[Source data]
*****

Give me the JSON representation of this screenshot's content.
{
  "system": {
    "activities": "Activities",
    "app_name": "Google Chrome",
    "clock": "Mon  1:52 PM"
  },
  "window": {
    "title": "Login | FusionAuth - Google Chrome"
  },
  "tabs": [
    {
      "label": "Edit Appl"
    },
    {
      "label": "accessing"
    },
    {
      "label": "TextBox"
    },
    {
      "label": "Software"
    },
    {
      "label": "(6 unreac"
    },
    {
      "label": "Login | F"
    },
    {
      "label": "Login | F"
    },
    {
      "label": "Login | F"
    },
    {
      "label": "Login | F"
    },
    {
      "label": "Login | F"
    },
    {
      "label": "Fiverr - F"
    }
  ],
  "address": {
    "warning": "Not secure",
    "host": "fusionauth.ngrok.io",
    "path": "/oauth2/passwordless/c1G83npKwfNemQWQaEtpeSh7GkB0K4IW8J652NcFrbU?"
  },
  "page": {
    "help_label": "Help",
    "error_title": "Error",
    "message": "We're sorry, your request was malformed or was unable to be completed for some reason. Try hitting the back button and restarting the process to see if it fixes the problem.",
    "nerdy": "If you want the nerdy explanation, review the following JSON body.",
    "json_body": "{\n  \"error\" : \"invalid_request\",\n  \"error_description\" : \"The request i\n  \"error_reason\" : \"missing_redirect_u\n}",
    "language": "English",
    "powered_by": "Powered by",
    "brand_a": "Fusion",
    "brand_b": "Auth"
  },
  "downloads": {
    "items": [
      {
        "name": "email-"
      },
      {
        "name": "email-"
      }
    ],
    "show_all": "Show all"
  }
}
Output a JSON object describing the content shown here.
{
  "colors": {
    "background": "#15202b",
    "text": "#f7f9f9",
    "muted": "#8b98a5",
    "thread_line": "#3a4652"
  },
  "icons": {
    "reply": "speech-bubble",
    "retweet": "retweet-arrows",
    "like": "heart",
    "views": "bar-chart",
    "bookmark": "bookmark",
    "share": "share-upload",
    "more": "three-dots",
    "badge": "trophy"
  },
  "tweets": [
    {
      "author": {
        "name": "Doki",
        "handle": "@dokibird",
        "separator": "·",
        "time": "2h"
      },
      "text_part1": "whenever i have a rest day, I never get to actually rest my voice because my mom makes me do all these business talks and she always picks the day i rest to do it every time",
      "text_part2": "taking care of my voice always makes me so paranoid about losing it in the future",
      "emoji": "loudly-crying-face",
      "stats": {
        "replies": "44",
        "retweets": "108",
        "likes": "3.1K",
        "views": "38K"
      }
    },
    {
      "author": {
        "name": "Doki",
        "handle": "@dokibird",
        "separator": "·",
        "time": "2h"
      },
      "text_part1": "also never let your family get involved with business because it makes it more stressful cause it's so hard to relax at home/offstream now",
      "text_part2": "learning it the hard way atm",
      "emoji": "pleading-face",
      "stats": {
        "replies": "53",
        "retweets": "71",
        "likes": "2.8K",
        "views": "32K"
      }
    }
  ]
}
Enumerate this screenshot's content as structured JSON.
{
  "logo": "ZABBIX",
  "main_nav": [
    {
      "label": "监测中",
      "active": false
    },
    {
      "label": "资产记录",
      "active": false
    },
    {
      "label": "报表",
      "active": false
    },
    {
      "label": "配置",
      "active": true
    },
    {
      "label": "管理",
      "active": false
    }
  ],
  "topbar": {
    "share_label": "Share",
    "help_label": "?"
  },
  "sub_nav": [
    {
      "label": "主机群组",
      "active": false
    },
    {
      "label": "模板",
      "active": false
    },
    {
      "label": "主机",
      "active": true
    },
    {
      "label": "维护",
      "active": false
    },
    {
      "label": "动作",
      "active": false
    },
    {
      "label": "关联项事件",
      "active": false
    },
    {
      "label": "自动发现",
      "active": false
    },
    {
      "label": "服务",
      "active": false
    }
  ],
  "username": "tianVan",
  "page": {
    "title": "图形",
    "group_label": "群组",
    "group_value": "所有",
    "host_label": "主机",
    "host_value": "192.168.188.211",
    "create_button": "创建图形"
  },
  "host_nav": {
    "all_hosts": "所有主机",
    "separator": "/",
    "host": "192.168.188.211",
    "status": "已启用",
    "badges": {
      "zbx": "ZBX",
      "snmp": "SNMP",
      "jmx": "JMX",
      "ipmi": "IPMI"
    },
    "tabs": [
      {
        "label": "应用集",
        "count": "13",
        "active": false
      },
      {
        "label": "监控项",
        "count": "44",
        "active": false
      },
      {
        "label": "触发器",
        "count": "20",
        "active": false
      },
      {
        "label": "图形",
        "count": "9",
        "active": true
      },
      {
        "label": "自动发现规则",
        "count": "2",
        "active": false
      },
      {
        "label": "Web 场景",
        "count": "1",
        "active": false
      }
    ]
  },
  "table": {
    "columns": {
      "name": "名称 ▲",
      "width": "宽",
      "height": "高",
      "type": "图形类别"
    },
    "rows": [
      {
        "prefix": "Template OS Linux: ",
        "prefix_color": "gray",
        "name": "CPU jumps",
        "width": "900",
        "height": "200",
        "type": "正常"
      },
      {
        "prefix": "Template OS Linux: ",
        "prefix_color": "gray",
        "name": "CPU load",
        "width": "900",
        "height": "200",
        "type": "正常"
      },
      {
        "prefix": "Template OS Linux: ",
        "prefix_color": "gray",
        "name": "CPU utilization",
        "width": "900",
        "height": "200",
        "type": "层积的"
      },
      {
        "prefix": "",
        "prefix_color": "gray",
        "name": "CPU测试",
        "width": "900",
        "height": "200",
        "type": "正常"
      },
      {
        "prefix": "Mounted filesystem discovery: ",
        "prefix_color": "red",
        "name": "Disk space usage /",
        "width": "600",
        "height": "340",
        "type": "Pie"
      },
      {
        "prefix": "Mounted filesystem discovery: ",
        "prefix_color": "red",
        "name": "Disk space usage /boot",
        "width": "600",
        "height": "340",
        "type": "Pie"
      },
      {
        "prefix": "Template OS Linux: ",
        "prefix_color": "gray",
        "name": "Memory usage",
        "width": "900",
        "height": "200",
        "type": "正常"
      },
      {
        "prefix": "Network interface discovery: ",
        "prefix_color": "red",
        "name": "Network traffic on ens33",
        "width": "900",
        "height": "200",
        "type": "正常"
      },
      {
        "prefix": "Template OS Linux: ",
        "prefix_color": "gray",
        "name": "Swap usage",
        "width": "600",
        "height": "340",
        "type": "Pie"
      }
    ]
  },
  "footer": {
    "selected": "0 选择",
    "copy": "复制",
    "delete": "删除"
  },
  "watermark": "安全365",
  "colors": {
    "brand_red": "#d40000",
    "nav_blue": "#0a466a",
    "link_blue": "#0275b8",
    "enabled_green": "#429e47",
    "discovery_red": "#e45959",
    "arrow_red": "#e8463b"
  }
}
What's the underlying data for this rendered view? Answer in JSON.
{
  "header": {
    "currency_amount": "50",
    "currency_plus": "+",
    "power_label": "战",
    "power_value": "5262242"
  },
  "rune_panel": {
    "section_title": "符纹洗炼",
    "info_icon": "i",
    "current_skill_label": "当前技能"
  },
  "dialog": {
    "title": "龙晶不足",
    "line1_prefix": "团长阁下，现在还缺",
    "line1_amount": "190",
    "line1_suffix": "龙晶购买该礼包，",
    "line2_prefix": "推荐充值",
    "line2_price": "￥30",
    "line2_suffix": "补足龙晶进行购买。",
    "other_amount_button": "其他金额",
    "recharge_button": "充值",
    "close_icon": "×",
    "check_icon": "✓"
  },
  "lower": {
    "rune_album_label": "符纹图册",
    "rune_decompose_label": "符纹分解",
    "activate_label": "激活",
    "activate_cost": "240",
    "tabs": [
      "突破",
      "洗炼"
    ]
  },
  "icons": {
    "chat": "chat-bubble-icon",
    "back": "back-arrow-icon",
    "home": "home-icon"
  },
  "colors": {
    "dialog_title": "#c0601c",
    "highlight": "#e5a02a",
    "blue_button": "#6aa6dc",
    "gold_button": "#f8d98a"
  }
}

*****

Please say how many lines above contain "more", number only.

ANSWER TO THIS EXERCISE
2